The #554 wall phone is wired the same, except for lack of line cord.
It has a sliding plug on the back.
Only the green and red wires are necessary in the line cord (or sliding back plug in a wall phone) for single-line operation.
Some cords and plugs have three, four or six wires.
You can cut off the extras. DON'T cut any wires going to the handset, or
If you are clipping wires, make sure the
copper strands inside the insulation of the black and yellow wires do not
touch each other -- this could kill the second line in a two-line phone jack,
Most of the abbreviations for wire colors above are obvious ("G" is green,
"BK" is black). "S" stands for "slate," which is the same as gray.
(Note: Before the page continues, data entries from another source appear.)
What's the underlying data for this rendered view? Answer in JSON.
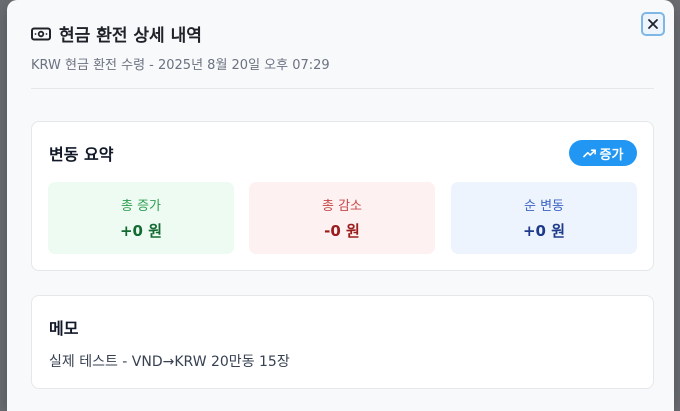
{
  "dialog": {
    "title": "현금 환전 상세 내역",
    "subtitle": "KRW 현금 환전 수령 - 2025년 8월 20일 오후 07:29",
    "close_icon": "close-icon",
    "title_icon": "cash-icon"
  },
  "summary": {
    "title": "변동 요약",
    "badge_label": "증가",
    "badge_icon": "trend-up-icon",
    "badge_color": "#2196f3",
    "stats": [
      {
        "label": "총 증가",
        "value": "+0 원",
        "color": "#136b33"
      },
      {
        "label": "총 감소",
        "value": "-0 원",
        "color": "#9b1c1c"
      },
      {
        "label": "순 변동",
        "value": "+0 원",
        "color": "#1e3a8a"
      }
    ]
  },
  "memo": {
    "title": "메모",
    "text": "실제 테스트 - VND→KRW 20만동 15장"
  }
}
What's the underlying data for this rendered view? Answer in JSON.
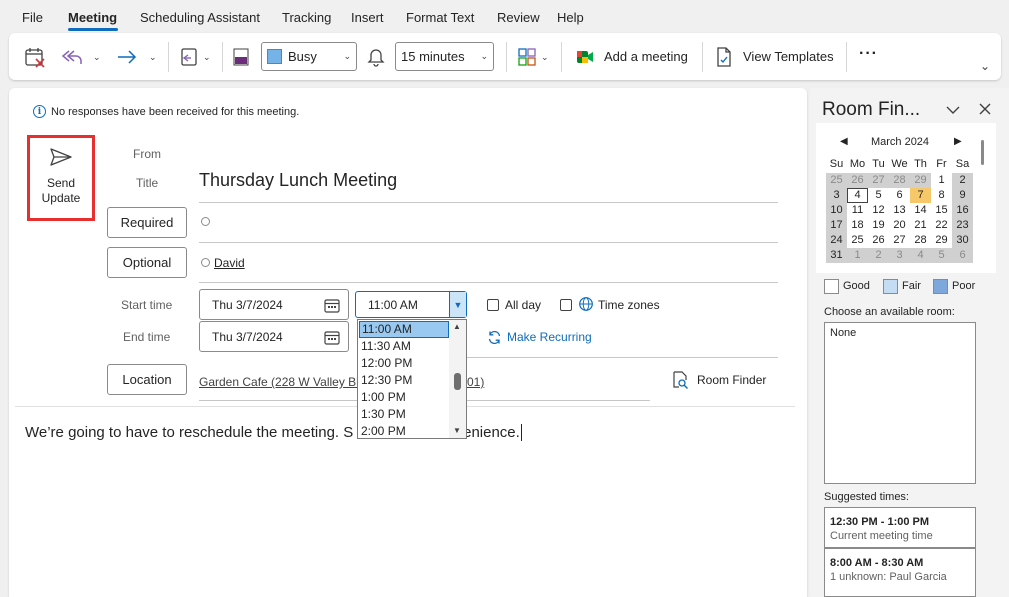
{
  "menu": {
    "tabs": [
      "File",
      "Meeting",
      "Scheduling Assistant",
      "Tracking",
      "Insert",
      "Format Text",
      "Review",
      "Help"
    ],
    "active": "Meeting"
  },
  "ribbon": {
    "show_as": "Busy",
    "reminder": "15 minutes",
    "add_meeting": "Add a meeting",
    "view_templates": "View Templates",
    "more": "···"
  },
  "info": "No responses have been received for this meeting.",
  "send_button": {
    "line1": "Send",
    "line2": "Update"
  },
  "form": {
    "from_label": "From",
    "title_label": "Title",
    "title_value": "Thursday Lunch Meeting",
    "required_label": "Required",
    "optional_label": "Optional",
    "optional_attendee": "David",
    "start_label": "Start time",
    "end_label": "End time",
    "start_date": "Thu 3/7/2024",
    "end_date": "Thu 3/7/2024",
    "start_time": "11:00 AM",
    "all_day": "All day",
    "time_zones": "Time zones",
    "make_recurring": "Make Recurring",
    "location_label": "Location",
    "location_value": "Garden Cafe (228 W Valley Blvd",
    "location_tail": "01)",
    "room_finder": "Room Finder"
  },
  "time_options": [
    "11:00 AM",
    "11:30 AM",
    "12:00 PM",
    "12:30 PM",
    "1:00 PM",
    "1:30 PM",
    "2:00 PM"
  ],
  "body": {
    "part1": "We’re going to have to reschedule the meeting. S",
    "part2": "nvenience."
  },
  "room_finder": {
    "title": "Room Fin...",
    "month": "March 2024",
    "weekdays": [
      "Su",
      "Mo",
      "Tu",
      "We",
      "Th",
      "Fr",
      "Sa"
    ],
    "weeks": [
      [
        "25",
        "26",
        "27",
        "28",
        "29",
        "1",
        "2"
      ],
      [
        "3",
        "4",
        "5",
        "6",
        "7",
        "8",
        "9"
      ],
      [
        "10",
        "11",
        "12",
        "13",
        "14",
        "15",
        "16"
      ],
      [
        "17",
        "18",
        "19",
        "20",
        "21",
        "22",
        "23"
      ],
      [
        "24",
        "25",
        "26",
        "27",
        "28",
        "29",
        "30"
      ],
      [
        "31",
        "1",
        "2",
        "3",
        "4",
        "5",
        "6"
      ]
    ],
    "legend": [
      "Good",
      "Fair",
      "Poor"
    ],
    "legend_colors": [
      "#ffffff",
      "#c5dcf5",
      "#7ea7dc"
    ],
    "choose_label": "Choose an available room:",
    "rooms": [
      "None"
    ],
    "suggested_label": "Suggested times:",
    "suggestions": [
      {
        "time": "12:30 PM - 1:00 PM",
        "note": "Current meeting time"
      },
      {
        "time": "8:00 AM - 8:30 AM",
        "note": "1 unknown: Paul Garcia"
      }
    ]
  },
  "colors": {
    "accent": "#0f6cbd",
    "highlight": "#e82f2f",
    "selected_day": "#f7c86a"
  }
}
The phone industry traditionally used
"S" to avoid the confusion with "G" or "GR" which represent green.
Some rotary dials have blue and green wires,
instead of two blue wires as shown. If you have blue and green, it doesn't
matter which you connect to the "F" and "RR" terminals on the network.
If you want to modify a phone so it can't dial
out, don't just disconnect the dial wires. Connect a wire "jumper" from the
"F" to "RR" terminals.